VA loans. Active-duty servicemembers, veterans and their eligible spouses have access to loans backed by the U.S. Department of Veterans Affairs (VA) with a 0% down payment. The VA doesnâ€™t set minimum credit score guidelines, but many VA-approved lenders require at least a 620 to qualify.
USDA loans. Low- to moderate-income buyers with at least a 640 credit score may qualify for a loan guaranteed by the U.S. Department of Agriculture (USDA). Only homes located in designated rural areas are eligible, and income limits apply. You may qualify with a lower USDA loan credit score in special circumstances.
Meeting the minimum score requirement for a home loan will limit your mortgage options, while higher credit scores will open the doors to lower monthly payments and lower interest rates. In addition, a good credit score can also allow you access to more choices for home loan financing.
Your mortgage rate is a reflection of the risk lenders take when they offer you a loan. Lenders provide lower rates to borrowers who are the most likely to repay a mortgage. You can get a glimpse at how lenders assess the risk of different credit scores by looking at the rate mark-up for lower credit scores and down payment amounts.
The table below shows Fannie Maeâ€™s loan-level price adjustment (LLPA) and the related dollar cost of each credit score based on a 3% down payment for a $200,000 loan.
|Credit score||Price adjustment||Dollar cost|
With every 20 points lower in credit score, the dollar cost of the interest rate increases, reaching $7,000 for the lowest credit score.
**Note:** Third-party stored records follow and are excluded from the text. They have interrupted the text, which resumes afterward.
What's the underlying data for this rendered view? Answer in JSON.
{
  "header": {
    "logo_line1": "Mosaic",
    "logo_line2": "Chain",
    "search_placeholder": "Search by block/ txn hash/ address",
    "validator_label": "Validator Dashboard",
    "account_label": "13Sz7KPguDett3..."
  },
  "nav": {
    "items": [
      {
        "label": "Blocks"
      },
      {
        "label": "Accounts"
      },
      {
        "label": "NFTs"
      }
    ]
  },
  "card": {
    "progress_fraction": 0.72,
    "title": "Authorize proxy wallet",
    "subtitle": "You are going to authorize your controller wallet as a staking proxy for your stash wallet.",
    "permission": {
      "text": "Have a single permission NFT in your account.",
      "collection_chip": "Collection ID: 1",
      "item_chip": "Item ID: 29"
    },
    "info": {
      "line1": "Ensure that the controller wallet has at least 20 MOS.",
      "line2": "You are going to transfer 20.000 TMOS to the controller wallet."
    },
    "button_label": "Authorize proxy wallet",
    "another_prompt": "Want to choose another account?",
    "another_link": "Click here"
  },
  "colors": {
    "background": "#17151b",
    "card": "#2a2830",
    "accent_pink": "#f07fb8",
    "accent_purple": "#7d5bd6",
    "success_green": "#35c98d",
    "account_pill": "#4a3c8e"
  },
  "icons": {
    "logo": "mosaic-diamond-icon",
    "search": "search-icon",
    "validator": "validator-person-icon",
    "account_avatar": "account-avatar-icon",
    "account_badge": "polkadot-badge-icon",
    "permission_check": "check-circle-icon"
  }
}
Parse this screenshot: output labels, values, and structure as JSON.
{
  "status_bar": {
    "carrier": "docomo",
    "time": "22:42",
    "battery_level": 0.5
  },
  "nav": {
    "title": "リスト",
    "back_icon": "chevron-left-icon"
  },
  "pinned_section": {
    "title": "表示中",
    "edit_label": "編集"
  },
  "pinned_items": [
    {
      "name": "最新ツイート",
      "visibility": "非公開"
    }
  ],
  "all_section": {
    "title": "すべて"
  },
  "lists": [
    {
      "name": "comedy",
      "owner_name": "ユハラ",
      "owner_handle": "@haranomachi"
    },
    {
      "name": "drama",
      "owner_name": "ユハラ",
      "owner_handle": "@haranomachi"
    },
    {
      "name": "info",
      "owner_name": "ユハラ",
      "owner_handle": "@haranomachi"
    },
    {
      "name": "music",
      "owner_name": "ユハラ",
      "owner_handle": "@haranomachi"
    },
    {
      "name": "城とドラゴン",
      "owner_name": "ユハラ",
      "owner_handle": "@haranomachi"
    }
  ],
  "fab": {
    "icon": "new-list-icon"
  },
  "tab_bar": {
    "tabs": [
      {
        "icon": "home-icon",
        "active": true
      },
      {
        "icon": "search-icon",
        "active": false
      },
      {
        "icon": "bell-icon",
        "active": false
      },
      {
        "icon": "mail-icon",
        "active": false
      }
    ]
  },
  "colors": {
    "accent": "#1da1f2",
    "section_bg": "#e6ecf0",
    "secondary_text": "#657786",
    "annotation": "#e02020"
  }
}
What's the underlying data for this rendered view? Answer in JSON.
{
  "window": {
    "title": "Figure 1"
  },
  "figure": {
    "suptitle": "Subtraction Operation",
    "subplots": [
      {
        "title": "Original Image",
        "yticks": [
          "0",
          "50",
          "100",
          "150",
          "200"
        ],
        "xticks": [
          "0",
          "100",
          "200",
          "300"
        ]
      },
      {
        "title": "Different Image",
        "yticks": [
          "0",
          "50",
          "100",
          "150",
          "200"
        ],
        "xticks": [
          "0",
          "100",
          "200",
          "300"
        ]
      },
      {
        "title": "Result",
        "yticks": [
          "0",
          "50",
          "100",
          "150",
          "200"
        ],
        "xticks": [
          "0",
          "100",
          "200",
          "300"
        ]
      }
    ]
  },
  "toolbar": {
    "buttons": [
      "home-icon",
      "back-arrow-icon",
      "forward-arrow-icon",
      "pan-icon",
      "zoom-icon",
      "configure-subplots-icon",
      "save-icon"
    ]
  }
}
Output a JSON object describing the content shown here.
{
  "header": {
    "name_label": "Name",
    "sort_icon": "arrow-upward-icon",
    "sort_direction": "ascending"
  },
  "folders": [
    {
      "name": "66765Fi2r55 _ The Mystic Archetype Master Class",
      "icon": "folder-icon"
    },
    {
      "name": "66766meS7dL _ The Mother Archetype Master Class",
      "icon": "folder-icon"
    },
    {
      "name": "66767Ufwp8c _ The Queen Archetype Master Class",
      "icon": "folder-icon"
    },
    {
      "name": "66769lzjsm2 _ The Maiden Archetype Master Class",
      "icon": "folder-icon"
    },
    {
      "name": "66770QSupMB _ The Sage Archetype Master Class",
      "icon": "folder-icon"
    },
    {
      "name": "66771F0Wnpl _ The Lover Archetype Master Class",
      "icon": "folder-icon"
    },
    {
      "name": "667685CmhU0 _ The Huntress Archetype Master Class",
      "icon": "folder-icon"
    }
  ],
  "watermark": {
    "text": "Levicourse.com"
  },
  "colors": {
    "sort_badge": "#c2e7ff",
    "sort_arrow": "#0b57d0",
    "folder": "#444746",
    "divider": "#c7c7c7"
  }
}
Rather than charging you the cost as a discount fee, the lenders hike up your interest rate to cover the risk of a lower credit score.
Now that you have an idea of the extra cost of getting a minimum credit score mortgage, following some of these tips may help you boost your score.